> _What to do_:
Number of lines with "checked" in the data: give that figure by itself.

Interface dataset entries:
══════════

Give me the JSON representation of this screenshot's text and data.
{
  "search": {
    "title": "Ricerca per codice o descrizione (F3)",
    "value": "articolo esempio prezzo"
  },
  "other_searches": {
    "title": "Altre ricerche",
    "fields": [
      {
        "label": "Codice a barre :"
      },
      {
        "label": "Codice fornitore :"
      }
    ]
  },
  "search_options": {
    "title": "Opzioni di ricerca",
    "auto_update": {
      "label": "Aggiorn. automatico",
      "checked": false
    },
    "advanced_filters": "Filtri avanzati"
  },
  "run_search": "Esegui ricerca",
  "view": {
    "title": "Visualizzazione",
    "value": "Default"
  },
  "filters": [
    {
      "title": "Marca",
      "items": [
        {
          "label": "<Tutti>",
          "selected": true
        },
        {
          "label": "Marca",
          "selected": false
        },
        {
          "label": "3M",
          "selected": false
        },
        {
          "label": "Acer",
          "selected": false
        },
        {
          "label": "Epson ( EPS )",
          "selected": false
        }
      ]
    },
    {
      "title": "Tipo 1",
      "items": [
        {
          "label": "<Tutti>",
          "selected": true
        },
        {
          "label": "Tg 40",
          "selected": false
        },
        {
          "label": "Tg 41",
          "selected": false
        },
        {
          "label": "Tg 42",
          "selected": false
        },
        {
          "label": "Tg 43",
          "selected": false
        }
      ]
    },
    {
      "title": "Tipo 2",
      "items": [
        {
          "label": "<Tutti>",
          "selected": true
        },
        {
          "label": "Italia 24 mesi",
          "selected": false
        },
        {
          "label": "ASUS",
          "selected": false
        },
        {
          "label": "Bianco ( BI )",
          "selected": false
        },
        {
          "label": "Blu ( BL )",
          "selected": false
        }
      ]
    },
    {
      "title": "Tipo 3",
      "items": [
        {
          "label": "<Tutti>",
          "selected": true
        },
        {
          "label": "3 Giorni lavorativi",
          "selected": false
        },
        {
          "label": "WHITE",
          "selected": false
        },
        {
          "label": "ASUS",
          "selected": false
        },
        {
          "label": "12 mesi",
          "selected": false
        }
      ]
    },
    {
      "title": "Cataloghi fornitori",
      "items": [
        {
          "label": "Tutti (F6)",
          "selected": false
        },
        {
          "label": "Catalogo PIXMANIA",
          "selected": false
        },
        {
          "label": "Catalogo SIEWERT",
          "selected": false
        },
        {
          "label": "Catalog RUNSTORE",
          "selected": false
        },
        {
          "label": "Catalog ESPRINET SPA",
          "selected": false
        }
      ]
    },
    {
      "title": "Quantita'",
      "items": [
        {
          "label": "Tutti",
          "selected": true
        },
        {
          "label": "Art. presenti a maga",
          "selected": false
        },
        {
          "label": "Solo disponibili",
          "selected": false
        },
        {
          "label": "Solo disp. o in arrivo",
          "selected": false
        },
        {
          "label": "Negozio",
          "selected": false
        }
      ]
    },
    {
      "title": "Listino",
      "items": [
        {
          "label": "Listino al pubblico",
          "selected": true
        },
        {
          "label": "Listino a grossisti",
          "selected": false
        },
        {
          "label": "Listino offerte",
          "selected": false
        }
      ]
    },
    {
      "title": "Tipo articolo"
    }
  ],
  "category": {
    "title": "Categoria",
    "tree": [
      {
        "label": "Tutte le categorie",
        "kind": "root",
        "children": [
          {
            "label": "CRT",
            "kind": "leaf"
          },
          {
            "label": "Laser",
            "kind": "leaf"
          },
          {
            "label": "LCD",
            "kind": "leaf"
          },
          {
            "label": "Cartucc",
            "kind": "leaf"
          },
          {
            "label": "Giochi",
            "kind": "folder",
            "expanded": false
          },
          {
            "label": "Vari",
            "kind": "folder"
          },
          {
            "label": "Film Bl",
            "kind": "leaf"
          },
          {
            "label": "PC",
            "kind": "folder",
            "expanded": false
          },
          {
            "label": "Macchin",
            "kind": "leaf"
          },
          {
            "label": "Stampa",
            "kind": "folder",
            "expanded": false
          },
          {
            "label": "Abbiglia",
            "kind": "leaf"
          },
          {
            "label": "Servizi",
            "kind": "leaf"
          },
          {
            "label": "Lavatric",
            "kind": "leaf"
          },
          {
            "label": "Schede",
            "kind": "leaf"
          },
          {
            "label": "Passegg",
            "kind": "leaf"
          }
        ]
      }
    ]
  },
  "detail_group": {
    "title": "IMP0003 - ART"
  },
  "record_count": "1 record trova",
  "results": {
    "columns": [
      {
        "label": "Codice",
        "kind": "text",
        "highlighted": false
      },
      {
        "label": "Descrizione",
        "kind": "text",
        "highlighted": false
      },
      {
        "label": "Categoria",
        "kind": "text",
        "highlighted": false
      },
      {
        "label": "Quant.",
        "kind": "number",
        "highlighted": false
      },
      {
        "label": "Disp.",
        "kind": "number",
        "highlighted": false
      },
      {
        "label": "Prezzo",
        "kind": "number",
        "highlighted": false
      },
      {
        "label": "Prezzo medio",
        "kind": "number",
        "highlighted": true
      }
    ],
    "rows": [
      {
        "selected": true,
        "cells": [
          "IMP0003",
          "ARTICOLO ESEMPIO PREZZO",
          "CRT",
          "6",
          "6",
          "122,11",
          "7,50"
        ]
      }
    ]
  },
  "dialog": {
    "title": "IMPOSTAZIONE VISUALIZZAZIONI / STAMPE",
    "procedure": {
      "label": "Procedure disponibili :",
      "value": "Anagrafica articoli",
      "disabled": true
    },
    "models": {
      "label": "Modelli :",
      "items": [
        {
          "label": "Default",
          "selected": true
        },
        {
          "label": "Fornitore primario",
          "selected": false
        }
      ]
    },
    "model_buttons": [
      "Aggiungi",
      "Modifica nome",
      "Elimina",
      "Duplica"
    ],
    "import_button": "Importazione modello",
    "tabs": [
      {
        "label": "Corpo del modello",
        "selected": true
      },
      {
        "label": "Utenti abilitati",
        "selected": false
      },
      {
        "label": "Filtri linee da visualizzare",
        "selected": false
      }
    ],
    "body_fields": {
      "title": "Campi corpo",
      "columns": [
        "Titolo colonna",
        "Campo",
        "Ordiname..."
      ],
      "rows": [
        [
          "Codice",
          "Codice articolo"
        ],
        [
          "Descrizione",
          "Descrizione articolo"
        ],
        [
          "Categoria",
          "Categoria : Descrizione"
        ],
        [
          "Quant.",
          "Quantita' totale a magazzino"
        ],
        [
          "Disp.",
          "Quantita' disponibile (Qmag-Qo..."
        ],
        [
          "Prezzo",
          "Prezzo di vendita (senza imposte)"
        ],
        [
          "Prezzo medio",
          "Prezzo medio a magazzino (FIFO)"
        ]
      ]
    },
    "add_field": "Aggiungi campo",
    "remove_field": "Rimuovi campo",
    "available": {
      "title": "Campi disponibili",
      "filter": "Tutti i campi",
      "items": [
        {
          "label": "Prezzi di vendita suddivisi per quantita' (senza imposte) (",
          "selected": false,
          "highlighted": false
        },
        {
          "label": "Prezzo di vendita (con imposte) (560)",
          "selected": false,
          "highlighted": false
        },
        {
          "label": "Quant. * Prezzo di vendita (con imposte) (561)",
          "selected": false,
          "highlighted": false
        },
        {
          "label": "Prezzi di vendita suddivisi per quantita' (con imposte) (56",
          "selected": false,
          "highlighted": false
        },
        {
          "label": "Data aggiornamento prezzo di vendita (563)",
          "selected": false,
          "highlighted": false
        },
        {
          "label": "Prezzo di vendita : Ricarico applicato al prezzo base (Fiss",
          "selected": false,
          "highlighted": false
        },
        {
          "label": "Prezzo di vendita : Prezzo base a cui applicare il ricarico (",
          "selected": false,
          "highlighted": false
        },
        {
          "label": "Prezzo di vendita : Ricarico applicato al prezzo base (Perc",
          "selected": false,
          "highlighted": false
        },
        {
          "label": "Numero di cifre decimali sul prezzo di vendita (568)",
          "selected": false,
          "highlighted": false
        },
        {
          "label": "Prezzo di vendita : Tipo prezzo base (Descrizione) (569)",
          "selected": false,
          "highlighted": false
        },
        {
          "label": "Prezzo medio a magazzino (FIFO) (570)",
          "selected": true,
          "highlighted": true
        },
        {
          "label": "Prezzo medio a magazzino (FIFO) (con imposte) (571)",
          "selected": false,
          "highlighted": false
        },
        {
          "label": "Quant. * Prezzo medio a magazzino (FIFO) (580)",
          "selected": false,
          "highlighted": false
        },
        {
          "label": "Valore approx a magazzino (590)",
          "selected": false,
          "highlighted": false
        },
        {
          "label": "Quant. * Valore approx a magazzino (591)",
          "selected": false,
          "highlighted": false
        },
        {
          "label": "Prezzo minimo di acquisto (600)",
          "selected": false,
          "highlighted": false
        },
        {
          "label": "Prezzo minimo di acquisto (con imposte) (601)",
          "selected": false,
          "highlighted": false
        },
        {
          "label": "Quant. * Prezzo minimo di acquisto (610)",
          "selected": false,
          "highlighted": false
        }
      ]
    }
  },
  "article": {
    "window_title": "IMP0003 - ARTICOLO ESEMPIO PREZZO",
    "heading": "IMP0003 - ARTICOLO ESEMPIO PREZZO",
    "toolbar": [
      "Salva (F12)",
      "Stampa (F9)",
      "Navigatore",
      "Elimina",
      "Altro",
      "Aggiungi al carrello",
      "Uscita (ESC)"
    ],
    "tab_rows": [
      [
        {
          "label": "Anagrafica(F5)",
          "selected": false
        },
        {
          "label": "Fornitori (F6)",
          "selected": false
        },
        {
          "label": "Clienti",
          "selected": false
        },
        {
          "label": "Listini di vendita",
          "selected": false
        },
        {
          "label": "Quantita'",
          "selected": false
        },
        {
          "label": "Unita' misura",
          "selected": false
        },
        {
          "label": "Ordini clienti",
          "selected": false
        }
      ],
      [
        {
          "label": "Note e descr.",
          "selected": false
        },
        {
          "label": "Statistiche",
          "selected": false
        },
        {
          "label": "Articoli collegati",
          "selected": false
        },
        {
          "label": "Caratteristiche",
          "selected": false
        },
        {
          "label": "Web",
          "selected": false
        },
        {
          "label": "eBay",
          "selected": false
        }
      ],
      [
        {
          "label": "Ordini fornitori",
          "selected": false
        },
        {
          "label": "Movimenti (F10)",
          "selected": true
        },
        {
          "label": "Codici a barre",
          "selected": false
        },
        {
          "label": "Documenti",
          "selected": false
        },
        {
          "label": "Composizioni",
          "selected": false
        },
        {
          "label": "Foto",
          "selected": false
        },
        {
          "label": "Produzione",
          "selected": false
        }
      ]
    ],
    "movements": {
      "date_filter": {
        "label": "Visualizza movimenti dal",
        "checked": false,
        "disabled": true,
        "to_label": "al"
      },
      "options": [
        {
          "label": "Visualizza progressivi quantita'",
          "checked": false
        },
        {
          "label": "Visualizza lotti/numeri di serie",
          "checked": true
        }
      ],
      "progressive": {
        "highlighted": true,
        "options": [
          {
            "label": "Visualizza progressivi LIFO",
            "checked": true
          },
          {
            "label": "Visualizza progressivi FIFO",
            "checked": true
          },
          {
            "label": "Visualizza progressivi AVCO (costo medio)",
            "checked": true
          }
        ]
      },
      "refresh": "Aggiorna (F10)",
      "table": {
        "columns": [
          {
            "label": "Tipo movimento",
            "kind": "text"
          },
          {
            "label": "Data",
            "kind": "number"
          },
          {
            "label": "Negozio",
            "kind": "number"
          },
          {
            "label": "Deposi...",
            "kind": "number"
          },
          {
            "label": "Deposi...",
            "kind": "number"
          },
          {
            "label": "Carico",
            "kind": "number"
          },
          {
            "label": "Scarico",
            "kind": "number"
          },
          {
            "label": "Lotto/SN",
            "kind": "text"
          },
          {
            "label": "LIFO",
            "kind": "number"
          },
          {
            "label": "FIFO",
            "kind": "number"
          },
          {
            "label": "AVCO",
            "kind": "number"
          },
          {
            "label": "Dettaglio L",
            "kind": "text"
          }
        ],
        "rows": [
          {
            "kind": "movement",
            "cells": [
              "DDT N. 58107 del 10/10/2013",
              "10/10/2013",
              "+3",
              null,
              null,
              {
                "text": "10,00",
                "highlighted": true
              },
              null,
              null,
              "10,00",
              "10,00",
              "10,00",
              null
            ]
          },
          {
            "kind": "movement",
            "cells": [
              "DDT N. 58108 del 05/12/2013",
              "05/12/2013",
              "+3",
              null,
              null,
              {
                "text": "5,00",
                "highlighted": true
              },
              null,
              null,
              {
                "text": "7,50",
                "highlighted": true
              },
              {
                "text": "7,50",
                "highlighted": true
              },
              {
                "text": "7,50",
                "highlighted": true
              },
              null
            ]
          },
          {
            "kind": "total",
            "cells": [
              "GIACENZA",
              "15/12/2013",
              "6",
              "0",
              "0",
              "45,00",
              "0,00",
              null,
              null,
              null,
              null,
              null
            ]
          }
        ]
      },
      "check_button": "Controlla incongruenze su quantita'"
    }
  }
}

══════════

> _Solved problem_:
7